━━━ Material for this task

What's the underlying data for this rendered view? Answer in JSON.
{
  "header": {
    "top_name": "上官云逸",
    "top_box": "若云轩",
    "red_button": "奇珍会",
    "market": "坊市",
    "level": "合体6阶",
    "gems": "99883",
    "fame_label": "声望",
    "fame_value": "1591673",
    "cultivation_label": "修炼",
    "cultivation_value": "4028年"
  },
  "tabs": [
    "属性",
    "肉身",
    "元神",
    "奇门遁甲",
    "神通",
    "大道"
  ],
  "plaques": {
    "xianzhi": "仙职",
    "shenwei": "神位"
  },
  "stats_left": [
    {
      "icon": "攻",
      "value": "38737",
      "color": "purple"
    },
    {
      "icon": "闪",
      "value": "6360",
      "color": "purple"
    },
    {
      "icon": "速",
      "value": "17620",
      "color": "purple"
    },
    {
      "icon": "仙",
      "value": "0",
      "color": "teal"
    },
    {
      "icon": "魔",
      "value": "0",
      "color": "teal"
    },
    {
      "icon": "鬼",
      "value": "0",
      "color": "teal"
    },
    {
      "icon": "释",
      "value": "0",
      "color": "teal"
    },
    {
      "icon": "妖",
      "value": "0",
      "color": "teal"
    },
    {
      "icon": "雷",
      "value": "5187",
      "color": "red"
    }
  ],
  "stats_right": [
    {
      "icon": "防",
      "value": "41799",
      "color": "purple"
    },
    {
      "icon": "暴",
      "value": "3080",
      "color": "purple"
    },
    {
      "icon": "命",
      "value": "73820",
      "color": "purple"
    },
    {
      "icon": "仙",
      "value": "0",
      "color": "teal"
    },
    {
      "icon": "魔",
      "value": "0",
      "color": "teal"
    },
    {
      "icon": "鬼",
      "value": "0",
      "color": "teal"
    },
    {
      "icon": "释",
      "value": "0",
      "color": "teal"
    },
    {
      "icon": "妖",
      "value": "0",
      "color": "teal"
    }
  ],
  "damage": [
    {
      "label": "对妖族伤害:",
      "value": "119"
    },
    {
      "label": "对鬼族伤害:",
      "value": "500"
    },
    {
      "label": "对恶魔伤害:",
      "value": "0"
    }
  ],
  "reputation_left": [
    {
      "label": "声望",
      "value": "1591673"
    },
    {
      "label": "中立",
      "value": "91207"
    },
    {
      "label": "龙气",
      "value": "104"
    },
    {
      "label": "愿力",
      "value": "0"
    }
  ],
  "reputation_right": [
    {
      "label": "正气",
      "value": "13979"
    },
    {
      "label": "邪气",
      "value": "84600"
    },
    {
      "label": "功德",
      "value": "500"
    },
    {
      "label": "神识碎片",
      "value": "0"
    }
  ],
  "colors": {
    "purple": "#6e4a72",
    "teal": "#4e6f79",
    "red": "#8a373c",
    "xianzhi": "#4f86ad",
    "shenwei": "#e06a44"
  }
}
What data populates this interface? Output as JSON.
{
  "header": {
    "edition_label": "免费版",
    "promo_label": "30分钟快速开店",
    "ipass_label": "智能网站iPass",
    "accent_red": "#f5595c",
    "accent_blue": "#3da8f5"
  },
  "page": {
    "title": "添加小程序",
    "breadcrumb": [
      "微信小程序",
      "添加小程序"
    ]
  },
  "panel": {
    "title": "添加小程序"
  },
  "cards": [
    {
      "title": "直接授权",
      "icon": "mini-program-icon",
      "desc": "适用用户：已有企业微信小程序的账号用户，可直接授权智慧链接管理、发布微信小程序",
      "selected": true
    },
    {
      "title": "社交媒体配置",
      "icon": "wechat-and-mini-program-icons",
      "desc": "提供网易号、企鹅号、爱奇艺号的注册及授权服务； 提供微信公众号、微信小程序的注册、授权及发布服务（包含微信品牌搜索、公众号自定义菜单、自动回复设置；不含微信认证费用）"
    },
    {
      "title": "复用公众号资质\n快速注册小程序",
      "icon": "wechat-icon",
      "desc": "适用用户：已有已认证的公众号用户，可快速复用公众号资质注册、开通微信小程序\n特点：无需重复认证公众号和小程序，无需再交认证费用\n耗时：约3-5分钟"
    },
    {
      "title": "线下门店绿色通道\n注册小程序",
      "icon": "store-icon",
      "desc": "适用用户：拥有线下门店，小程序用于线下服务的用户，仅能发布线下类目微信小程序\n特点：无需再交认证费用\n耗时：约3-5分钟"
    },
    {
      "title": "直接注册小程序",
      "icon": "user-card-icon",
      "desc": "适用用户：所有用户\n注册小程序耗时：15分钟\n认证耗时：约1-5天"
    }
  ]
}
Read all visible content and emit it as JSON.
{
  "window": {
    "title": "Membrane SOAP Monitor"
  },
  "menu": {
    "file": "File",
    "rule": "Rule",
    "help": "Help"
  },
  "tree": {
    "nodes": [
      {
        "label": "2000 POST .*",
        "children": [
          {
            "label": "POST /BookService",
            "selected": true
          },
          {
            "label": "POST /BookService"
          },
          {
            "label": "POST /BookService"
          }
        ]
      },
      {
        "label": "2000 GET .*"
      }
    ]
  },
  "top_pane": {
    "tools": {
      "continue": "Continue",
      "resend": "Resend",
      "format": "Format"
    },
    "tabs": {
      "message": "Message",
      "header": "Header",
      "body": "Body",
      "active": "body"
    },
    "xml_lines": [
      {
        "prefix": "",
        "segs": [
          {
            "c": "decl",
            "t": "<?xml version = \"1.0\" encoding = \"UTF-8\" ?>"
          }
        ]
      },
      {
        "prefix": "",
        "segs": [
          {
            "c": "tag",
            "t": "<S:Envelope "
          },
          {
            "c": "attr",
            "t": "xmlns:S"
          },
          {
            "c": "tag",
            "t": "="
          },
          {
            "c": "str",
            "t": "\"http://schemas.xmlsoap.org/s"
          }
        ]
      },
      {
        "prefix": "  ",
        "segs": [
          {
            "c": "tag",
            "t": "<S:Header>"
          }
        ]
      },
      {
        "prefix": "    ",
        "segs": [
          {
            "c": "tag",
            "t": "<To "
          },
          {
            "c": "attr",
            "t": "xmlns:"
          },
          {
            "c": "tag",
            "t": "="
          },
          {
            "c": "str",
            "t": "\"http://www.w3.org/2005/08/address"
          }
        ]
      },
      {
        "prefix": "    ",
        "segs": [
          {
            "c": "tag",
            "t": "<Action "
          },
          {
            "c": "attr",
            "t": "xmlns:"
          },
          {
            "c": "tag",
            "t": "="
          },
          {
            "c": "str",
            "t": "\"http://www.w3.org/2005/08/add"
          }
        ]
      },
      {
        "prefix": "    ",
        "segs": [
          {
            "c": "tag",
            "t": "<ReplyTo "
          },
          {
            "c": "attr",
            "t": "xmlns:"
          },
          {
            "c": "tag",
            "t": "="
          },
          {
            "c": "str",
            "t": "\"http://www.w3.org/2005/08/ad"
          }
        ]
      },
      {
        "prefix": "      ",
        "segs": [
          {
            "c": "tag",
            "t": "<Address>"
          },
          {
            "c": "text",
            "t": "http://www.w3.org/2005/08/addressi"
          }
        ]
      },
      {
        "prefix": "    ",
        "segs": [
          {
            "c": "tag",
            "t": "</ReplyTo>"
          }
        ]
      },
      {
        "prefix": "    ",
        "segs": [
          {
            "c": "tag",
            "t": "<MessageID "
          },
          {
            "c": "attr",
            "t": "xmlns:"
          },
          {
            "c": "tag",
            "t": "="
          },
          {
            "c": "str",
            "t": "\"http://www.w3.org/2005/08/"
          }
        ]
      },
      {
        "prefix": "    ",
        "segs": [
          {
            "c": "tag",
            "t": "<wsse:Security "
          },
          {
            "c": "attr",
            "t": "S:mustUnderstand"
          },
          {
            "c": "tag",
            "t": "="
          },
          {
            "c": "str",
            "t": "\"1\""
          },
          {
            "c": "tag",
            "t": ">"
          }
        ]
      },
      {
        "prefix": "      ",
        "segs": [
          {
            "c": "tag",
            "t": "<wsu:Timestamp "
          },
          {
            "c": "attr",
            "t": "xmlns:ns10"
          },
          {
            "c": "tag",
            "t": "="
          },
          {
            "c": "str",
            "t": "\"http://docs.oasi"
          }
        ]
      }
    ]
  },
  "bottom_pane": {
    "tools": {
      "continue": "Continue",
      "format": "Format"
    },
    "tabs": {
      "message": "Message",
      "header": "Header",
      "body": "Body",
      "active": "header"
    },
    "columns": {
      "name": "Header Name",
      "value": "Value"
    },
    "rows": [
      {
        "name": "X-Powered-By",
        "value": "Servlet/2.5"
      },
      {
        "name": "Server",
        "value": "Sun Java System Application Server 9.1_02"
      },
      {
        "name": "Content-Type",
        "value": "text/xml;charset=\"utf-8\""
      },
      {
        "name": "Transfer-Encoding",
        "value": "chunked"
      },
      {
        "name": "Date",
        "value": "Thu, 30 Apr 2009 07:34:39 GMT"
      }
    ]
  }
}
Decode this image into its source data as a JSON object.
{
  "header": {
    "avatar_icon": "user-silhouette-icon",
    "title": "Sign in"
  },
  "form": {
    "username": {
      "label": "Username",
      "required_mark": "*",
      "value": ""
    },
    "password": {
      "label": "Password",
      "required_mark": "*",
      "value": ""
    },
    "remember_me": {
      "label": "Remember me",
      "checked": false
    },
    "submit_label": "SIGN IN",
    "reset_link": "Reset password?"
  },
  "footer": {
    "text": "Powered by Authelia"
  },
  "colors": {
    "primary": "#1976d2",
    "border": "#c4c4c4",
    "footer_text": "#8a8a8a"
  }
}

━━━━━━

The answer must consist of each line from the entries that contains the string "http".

**Solution to the problem:**
            "t": "\"http://schemas.xmlsoap.org/s"
            "t": "\"http://www.w3.org/2005/08/address"
            "t": "\"http://www.w3.org/2005/08/add"
            "t": "\"http://www.w3.org/2005/08/ad"
            "t": "http://www.w3.org/2005/08/addressi"
            "t": "\"http://www.w3.org/2005/08/"
            "t": "\"http://docs.oasi"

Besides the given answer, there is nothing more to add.